(Stored records)
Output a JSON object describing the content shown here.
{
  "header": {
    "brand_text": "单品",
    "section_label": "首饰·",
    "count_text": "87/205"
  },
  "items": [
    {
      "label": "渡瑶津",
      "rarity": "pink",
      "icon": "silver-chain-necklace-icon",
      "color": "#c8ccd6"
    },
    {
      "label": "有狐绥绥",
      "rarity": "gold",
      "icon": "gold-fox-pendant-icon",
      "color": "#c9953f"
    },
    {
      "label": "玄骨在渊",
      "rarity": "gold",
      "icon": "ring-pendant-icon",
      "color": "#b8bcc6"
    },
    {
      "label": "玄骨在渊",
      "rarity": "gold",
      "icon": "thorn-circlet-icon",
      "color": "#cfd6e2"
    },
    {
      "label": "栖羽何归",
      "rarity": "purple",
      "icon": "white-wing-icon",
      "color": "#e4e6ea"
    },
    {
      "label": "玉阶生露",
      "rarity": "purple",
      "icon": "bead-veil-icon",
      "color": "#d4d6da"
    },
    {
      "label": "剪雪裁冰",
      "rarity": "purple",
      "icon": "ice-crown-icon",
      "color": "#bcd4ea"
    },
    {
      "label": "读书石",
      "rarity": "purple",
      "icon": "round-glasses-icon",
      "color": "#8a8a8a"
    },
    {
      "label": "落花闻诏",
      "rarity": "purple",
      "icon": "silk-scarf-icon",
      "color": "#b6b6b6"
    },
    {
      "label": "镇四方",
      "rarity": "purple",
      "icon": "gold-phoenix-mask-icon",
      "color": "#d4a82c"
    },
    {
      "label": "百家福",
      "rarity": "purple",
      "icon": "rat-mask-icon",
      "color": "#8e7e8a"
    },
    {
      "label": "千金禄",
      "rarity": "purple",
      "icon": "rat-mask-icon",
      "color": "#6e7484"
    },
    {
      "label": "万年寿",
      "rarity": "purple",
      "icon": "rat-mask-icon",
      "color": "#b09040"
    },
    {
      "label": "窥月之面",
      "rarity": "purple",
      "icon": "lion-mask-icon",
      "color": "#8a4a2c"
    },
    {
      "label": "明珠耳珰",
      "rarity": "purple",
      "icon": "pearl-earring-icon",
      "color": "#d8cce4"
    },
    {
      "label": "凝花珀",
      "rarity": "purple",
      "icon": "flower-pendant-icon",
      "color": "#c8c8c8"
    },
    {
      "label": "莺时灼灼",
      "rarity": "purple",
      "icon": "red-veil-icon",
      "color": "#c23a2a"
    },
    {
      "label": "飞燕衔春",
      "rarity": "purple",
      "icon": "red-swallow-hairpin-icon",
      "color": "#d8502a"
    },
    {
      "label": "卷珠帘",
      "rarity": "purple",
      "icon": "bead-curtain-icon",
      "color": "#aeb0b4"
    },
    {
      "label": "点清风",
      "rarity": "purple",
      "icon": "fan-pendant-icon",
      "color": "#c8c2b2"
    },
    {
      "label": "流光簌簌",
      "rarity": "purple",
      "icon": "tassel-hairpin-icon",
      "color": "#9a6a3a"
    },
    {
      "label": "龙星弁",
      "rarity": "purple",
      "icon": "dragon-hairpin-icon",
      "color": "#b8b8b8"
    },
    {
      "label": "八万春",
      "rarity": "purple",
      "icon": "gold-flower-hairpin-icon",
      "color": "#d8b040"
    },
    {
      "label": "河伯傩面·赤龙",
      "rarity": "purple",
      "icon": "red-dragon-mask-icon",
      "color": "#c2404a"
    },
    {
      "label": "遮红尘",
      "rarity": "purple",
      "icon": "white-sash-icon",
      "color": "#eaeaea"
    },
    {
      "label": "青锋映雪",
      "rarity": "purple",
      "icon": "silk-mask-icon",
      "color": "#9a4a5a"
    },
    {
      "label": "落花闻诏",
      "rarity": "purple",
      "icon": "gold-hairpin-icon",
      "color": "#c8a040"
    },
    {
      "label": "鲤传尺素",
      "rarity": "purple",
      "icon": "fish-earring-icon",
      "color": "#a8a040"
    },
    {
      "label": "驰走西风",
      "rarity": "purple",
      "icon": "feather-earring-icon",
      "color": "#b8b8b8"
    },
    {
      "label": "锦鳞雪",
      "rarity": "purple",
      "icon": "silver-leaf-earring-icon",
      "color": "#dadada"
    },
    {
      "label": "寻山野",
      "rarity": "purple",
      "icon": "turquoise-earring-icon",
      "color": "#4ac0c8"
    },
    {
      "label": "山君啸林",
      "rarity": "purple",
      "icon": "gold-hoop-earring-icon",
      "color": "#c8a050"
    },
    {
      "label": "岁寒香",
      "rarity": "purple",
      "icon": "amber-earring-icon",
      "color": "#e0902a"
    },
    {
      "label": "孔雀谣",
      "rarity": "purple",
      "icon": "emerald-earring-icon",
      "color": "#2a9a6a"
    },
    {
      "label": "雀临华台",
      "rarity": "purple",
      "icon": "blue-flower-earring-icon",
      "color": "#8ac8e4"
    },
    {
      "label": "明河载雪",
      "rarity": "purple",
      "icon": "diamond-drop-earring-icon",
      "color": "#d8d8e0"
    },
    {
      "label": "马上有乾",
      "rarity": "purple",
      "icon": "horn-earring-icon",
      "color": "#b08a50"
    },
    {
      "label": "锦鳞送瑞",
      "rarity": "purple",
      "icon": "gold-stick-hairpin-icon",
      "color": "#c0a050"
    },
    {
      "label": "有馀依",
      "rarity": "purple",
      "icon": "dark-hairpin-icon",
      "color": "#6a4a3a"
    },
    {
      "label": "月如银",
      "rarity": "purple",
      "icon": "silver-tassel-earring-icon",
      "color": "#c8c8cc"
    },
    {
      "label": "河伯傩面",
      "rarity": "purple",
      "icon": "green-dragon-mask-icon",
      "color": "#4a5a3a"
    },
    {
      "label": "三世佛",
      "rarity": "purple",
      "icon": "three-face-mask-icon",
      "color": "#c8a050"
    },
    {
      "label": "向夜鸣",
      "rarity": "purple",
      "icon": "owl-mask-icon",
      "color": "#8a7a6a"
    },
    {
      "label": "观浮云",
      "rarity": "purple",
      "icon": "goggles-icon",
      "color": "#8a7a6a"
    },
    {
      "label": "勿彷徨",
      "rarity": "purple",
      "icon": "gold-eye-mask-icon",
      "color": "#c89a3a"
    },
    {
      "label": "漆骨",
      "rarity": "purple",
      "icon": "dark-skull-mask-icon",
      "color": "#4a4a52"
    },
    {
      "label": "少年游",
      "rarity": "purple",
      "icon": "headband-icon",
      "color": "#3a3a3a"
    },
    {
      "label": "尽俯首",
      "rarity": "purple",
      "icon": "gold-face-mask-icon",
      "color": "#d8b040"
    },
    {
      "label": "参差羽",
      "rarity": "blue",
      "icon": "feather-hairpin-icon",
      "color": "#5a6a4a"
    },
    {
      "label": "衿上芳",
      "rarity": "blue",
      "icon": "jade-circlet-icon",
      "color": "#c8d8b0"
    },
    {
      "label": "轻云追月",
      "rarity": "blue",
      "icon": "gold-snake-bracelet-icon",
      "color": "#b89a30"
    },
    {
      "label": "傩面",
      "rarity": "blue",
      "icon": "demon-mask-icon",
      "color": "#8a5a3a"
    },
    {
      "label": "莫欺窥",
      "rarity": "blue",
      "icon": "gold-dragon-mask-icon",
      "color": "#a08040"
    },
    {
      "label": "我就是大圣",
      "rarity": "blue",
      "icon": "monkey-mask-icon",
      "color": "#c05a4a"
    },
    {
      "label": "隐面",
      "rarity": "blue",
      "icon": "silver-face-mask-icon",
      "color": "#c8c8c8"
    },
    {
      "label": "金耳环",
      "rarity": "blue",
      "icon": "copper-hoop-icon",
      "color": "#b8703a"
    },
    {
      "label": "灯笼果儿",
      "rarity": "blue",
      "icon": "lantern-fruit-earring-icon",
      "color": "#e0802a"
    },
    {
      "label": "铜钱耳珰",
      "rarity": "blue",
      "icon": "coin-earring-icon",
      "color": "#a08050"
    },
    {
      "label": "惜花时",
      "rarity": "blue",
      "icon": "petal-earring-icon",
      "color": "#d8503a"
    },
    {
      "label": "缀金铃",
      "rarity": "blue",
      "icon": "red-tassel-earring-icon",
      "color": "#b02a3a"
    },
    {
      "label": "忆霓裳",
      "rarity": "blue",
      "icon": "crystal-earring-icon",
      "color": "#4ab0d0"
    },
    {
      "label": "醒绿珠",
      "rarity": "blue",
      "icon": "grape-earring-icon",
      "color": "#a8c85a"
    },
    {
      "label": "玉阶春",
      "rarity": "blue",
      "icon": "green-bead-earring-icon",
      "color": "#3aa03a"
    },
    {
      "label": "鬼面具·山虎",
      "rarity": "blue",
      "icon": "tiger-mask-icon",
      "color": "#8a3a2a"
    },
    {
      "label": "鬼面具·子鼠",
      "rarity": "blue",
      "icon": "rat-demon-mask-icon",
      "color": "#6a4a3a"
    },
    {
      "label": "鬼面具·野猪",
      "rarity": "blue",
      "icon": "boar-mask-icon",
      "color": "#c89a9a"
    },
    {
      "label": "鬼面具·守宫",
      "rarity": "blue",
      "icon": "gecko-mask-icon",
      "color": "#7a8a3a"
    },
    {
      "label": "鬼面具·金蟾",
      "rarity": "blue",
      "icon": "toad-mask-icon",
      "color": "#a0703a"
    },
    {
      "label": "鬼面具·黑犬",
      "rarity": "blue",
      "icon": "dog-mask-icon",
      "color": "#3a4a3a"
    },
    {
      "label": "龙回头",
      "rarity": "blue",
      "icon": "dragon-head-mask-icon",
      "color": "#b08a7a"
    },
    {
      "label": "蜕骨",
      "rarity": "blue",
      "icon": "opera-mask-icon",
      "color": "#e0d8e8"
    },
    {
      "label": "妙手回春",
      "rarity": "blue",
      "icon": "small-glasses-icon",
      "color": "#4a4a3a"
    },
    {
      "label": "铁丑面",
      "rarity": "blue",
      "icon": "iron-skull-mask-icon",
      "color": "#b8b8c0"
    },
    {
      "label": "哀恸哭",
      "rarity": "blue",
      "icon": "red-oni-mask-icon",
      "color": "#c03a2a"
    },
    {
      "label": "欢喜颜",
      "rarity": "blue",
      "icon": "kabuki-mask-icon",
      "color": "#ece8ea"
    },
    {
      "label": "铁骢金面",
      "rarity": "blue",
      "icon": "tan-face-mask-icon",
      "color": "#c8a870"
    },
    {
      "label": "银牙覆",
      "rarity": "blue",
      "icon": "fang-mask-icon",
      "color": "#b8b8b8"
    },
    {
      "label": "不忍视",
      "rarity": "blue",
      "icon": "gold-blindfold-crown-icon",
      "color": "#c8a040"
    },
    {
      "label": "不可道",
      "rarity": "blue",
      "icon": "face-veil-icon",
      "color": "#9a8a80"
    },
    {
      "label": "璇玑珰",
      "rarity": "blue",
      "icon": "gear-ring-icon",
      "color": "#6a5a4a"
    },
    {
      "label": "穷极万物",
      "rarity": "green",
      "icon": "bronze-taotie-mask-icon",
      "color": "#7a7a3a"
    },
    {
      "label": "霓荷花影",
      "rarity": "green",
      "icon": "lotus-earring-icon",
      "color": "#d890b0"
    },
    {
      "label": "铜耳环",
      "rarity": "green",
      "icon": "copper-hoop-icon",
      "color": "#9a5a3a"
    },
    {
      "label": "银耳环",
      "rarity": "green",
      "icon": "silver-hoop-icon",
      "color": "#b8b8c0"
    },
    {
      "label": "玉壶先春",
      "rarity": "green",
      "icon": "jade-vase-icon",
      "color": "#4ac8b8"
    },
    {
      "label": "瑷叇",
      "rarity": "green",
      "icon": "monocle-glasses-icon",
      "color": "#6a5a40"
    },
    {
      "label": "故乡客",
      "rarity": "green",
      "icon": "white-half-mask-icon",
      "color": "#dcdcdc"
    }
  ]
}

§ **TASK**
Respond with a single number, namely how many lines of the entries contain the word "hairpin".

§ **ANSWER BOX**
8